*Entries from a dataset of interfaces*
============================================================

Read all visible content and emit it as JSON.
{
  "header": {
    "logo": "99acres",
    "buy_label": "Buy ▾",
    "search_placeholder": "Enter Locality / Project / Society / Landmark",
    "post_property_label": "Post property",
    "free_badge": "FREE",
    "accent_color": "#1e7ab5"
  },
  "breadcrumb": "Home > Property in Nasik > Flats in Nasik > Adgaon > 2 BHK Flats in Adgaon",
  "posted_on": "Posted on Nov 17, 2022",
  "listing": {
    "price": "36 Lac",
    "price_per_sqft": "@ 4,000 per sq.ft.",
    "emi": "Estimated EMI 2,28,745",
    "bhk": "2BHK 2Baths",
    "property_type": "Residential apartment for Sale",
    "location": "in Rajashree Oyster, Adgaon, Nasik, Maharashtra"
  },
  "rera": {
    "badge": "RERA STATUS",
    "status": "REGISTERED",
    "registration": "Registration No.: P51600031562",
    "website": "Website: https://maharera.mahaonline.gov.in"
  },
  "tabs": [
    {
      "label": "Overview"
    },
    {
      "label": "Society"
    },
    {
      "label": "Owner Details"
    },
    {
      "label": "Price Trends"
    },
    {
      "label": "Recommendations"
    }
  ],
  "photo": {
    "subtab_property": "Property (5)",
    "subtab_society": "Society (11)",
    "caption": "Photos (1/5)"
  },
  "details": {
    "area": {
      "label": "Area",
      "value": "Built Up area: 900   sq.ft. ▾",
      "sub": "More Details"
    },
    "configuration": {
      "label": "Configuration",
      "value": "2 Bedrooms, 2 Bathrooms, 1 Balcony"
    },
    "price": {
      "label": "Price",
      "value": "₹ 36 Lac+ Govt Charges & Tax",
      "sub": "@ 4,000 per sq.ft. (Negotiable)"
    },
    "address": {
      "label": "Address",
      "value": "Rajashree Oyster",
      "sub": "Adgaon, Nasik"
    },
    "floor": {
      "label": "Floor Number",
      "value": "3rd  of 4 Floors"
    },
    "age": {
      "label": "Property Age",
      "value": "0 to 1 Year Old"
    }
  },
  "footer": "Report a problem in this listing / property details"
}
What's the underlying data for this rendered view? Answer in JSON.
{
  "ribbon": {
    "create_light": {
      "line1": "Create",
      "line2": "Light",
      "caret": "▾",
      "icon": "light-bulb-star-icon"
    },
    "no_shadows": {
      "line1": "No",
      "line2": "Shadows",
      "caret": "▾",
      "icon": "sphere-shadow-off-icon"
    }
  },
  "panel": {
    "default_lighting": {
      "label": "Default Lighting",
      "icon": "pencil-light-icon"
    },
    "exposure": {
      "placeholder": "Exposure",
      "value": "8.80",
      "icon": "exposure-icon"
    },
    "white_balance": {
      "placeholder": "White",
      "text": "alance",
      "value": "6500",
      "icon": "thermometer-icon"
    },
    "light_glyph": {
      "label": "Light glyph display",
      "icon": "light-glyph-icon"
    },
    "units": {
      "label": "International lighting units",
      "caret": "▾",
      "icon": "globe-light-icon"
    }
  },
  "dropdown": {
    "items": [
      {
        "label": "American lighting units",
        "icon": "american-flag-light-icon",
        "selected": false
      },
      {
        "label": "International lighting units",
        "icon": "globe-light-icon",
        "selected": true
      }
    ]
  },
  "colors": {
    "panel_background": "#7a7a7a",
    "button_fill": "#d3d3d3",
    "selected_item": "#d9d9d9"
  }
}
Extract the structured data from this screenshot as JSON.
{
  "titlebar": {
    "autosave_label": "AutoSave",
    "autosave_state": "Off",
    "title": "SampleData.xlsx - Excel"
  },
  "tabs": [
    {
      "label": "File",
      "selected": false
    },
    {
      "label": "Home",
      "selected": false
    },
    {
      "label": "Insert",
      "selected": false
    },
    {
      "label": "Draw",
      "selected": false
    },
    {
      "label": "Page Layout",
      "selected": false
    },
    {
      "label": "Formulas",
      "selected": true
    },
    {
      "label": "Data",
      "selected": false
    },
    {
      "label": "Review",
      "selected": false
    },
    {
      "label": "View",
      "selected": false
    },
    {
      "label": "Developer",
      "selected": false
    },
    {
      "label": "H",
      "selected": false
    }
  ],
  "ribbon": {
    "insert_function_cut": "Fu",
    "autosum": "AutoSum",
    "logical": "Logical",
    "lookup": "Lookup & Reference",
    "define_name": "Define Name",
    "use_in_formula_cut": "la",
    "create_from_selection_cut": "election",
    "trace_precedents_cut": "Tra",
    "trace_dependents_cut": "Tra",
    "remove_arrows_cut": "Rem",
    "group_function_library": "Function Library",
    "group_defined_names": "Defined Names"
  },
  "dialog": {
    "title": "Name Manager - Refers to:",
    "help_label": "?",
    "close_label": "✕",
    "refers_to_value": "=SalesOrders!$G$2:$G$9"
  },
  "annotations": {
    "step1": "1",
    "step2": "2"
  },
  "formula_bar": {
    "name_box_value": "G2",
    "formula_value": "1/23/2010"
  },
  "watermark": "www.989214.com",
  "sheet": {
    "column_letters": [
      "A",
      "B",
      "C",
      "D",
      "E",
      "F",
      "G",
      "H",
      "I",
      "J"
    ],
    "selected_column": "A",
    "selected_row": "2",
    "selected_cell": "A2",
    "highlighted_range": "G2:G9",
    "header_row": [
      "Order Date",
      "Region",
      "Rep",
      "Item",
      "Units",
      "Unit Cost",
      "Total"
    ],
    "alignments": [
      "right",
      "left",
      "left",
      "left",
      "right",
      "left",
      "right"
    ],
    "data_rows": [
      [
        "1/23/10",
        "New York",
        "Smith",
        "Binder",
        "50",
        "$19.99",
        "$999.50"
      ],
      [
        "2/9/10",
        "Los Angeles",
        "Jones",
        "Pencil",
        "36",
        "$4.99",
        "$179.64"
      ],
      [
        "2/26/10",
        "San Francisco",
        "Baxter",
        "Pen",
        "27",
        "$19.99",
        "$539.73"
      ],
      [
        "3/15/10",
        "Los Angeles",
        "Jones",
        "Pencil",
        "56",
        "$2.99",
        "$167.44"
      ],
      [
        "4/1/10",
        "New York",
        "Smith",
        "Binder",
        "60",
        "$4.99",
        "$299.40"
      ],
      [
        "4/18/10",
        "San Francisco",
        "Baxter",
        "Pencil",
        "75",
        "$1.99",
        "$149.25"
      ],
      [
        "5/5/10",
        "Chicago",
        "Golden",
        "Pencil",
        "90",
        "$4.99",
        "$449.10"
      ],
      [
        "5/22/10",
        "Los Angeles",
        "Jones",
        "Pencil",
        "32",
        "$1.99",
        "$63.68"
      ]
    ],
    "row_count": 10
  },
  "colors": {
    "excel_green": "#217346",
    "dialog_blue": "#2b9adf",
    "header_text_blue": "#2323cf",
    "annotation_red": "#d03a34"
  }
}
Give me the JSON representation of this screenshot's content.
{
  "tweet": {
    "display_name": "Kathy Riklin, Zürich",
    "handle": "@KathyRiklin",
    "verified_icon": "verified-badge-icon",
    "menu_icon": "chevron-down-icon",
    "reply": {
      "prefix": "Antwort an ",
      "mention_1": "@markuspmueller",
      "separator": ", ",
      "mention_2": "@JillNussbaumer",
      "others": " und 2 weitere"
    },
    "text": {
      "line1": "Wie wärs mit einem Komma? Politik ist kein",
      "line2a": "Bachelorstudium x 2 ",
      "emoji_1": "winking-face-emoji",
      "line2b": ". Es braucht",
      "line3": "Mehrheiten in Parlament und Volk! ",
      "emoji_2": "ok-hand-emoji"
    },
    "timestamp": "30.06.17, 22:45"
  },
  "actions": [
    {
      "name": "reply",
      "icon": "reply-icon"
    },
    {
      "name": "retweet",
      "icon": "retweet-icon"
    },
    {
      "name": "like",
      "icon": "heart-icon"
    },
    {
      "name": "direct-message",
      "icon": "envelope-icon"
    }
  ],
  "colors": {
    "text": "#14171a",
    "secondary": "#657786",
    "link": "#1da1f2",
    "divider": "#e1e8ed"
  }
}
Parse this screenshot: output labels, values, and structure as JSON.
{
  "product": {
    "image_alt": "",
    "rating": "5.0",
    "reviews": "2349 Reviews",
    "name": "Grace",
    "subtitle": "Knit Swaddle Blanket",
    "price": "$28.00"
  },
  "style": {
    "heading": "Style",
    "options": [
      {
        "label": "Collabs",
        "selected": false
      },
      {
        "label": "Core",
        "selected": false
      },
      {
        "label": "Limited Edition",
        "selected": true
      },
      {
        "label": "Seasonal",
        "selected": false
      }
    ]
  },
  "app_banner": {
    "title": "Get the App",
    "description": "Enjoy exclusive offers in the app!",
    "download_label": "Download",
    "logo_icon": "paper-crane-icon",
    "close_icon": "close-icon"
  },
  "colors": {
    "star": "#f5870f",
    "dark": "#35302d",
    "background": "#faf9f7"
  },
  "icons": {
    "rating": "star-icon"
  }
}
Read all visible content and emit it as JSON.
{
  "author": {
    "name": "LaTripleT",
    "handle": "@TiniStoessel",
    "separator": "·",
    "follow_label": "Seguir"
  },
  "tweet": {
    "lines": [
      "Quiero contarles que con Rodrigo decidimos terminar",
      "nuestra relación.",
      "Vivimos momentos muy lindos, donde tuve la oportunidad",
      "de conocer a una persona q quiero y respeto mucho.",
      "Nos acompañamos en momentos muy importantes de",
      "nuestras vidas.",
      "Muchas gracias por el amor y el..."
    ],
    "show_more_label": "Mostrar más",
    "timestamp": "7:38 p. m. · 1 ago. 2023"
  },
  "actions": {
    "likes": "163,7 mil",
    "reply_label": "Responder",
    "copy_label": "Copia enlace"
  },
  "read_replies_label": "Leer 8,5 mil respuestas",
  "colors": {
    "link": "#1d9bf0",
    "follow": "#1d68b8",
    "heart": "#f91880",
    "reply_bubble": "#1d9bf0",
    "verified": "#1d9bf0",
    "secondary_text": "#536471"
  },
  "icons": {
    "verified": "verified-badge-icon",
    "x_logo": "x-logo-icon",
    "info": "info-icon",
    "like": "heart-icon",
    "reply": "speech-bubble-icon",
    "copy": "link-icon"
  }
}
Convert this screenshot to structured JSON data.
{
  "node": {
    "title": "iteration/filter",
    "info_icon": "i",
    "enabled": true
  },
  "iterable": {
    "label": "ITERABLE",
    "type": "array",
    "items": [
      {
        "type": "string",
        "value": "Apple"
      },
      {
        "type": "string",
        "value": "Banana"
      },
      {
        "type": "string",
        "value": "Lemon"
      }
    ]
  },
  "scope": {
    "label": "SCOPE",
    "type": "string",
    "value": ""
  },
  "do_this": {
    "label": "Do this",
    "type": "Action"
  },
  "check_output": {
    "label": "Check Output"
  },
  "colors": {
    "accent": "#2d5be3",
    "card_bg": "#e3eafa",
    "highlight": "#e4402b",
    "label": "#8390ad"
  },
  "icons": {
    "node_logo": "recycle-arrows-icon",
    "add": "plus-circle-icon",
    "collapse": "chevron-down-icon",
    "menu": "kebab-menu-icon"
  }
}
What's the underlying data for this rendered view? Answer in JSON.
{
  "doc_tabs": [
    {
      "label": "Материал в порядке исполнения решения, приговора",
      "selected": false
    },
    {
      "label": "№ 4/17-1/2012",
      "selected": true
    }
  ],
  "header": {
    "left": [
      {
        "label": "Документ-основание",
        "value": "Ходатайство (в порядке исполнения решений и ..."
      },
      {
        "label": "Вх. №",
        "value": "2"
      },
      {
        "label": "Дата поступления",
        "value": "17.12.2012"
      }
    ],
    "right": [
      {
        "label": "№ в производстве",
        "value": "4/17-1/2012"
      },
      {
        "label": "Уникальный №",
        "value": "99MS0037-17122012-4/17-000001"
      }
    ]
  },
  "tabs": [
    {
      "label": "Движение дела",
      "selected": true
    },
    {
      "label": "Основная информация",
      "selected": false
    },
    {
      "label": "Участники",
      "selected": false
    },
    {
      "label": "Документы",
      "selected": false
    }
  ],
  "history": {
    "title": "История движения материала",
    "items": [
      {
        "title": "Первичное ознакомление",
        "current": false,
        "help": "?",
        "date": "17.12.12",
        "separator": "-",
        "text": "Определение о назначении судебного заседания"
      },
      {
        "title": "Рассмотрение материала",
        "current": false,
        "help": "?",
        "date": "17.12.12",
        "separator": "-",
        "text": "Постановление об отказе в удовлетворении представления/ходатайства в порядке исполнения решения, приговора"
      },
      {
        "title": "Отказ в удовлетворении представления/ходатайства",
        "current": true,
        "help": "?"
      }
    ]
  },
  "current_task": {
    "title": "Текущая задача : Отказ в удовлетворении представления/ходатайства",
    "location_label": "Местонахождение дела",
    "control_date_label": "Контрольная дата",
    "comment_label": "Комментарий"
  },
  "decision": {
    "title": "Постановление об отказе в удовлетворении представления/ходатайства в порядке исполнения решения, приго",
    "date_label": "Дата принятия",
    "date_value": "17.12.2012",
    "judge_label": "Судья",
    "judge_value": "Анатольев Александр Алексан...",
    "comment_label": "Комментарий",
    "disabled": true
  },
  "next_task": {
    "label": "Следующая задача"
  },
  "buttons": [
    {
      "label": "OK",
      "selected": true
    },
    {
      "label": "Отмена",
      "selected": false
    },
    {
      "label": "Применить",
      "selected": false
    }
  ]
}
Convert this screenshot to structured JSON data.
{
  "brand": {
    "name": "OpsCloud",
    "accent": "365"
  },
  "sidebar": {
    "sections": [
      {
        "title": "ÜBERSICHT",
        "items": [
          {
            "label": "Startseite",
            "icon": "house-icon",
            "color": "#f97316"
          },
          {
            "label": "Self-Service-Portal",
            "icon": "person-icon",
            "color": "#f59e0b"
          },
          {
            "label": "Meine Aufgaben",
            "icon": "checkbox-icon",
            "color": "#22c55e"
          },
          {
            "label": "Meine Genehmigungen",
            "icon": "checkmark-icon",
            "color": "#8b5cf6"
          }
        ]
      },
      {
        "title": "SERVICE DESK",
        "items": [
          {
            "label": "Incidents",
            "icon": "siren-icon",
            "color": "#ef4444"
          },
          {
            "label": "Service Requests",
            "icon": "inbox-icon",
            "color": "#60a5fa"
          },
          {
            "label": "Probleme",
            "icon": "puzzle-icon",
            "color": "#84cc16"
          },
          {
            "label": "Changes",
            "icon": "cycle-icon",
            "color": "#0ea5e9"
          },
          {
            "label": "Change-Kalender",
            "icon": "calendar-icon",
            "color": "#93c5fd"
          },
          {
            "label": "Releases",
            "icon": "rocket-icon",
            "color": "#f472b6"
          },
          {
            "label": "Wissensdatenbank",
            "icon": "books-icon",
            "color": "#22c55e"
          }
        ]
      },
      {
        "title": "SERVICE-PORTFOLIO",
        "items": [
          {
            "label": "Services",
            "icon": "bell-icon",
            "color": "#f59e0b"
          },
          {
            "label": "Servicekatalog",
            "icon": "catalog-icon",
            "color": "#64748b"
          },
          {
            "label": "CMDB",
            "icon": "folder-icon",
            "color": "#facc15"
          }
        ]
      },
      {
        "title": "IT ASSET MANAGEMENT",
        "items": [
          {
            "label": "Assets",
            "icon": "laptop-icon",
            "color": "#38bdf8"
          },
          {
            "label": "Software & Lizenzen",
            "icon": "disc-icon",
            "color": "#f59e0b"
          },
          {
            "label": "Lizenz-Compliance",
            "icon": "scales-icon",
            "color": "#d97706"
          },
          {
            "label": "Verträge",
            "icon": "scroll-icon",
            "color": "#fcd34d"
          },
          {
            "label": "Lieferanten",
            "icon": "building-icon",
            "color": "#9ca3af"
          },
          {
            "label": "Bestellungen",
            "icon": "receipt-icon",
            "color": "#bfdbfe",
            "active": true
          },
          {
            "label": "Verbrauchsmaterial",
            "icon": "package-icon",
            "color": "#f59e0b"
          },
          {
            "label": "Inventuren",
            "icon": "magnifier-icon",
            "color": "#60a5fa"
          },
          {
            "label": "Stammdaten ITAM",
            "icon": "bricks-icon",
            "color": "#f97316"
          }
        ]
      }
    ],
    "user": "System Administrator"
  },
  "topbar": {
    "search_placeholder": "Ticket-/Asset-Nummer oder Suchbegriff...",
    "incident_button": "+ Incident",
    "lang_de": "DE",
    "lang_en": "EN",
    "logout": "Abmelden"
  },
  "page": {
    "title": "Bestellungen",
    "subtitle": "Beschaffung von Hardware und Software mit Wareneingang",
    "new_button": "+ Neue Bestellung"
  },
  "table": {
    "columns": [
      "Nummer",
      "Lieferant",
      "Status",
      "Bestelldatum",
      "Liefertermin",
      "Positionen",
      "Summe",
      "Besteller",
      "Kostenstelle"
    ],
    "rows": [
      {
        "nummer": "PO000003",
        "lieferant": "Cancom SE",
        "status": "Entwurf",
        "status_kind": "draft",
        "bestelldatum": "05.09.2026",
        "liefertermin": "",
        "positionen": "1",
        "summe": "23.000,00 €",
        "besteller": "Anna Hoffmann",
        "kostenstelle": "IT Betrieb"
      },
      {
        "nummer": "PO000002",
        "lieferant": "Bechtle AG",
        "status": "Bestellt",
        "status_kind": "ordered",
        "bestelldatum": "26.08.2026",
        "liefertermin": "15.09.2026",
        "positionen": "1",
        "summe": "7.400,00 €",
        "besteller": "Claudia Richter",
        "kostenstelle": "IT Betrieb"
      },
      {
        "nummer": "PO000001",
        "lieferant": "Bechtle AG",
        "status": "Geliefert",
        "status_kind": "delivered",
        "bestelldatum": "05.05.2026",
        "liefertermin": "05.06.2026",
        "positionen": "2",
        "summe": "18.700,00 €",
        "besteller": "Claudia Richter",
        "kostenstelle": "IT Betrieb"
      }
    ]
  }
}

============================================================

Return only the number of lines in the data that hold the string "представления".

4